Gallup's most recent survey of America's youth* offers some interesting insights into what teens think about the threat of war in America today, as well as what their own roles might be in a future war.
Fear of Nuclear War
Unlike many Americans who grew up in the shadow of impending nuclear war, today's generation of teens seem to have less reason to worry about that particular danger. But with terrorist threats and possible war with Iraq looming, teens' belief in the threat of a nuclear war is currently high. According to the 2003 survey, 66% of American teens feel threatened by nuclear war -- 19% say they think it is "very" likely, 47% "somewhat" likely.
Feelings about the inevitability of nuclear war holds constant across most demographic groups, but one categorization turns up an interesting difference. About one-third (33%) of those students whose self-described academic status is "above average" feel that nuclear war is very likely in their lifetimes, compared to about half (51%) of those who describe themselves as "average or below average." Positivity may be a key underlying factor for both findings -- that is, a more positive outlook may help kids maintain better grades as well as a more optimistic worldview.
War or Peace?
There's no question that if the United States were to become involved in a protracted war effort, thousands of today's teens would ultimately be involved in that war. When teens were asked if they think they will ever fight in a war during their lifetimes, one in four (25%) said they expect to do so. Only 11% of teen girls expect to fight in a war during their lifetimes, compared to 37% of boys.
With teens' expectations of war reaching the highest level in a decade, one might expect an effect on their interest in serving in the military. Only about one in nine (11%) teens indicate that they have a "great deal" of interest in serving their country in a military capacity. Just 6% of girls say they have a great deal of interest in serving in the military, versus 15% of boys.

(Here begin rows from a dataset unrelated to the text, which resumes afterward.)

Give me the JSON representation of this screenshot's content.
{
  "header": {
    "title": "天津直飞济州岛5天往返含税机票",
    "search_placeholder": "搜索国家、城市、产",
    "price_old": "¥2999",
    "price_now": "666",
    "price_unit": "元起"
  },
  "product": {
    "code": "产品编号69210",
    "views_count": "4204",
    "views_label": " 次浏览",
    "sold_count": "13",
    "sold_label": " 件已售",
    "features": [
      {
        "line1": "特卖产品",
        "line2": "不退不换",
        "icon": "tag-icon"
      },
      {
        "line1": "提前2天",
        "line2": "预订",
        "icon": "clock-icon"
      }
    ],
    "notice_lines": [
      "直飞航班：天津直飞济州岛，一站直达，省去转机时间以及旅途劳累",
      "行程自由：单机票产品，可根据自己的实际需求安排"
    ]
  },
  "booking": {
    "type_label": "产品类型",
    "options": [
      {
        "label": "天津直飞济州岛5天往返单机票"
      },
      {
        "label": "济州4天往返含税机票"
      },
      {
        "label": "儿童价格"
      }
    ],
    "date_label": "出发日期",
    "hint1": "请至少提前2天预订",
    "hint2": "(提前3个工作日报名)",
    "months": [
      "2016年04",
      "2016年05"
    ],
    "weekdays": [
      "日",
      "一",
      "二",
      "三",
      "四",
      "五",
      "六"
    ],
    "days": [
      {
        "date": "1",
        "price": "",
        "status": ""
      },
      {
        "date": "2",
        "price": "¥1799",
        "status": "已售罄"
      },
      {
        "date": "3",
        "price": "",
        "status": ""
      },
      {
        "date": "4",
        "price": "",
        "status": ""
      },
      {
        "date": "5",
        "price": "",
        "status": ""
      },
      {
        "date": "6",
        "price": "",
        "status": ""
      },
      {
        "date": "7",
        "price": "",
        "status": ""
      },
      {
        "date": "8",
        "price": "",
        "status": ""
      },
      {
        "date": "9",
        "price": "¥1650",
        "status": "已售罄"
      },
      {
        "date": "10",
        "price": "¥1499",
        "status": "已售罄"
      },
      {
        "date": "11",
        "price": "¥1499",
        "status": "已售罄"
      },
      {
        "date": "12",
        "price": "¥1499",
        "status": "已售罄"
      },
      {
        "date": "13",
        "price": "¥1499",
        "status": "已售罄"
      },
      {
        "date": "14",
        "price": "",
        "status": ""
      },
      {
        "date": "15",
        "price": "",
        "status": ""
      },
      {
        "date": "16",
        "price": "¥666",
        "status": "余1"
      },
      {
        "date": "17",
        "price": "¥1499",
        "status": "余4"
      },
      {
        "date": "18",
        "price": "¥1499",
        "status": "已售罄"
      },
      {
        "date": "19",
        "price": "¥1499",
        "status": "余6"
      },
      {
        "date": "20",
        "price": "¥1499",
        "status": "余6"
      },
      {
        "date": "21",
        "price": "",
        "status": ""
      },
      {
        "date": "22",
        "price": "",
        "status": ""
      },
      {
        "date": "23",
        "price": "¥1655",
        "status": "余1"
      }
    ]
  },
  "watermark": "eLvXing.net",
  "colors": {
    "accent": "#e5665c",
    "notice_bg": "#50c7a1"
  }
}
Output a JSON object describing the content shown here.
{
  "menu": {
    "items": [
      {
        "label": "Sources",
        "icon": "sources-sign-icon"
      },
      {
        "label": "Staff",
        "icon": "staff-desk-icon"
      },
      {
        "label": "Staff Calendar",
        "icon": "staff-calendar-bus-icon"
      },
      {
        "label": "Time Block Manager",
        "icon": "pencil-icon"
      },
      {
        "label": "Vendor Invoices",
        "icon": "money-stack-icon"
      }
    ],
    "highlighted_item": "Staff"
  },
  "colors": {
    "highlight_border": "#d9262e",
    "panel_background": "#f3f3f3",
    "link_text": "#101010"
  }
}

With interest in serving in the military at such a low level, it's no wonder that all four branches of the armed services have stepped up their recruiting efforts. This endeavor is aided by a provision in the "No Child Left Behind Act" requiring school districts to make high school students' phone numbers, mailing addresses, and other personal data available to U.S. military recruiters (although parents can have the information withheld if they choose). In addition to visiting high schools and writing to students, the Marines have their own special recruiting tool -- a four-day weekend pass to Parris Island, S.C., for teachers. Four times a year, 80 teachers and educators are invited to take part in four days of "boot camp" exercises to encourage them to endorse the military as a viable educational alternative to colleges and universities.
*The Gallup Youth Survey is conducted via an Internet methodology provided by Knowledge Networks, using an online research panel that is designed to be representative of the entire U.S. population. The current questionnaire was completed by 1,200 respondents aged 13 to 17 between Jan. 23-Feb. 10, 2003. For results based on the total sample, one can say with 95% confidence that the maximum margin of sampling error is ±3%. For a complete description of the sampling and weighting procedures used to conduct the survey, click here.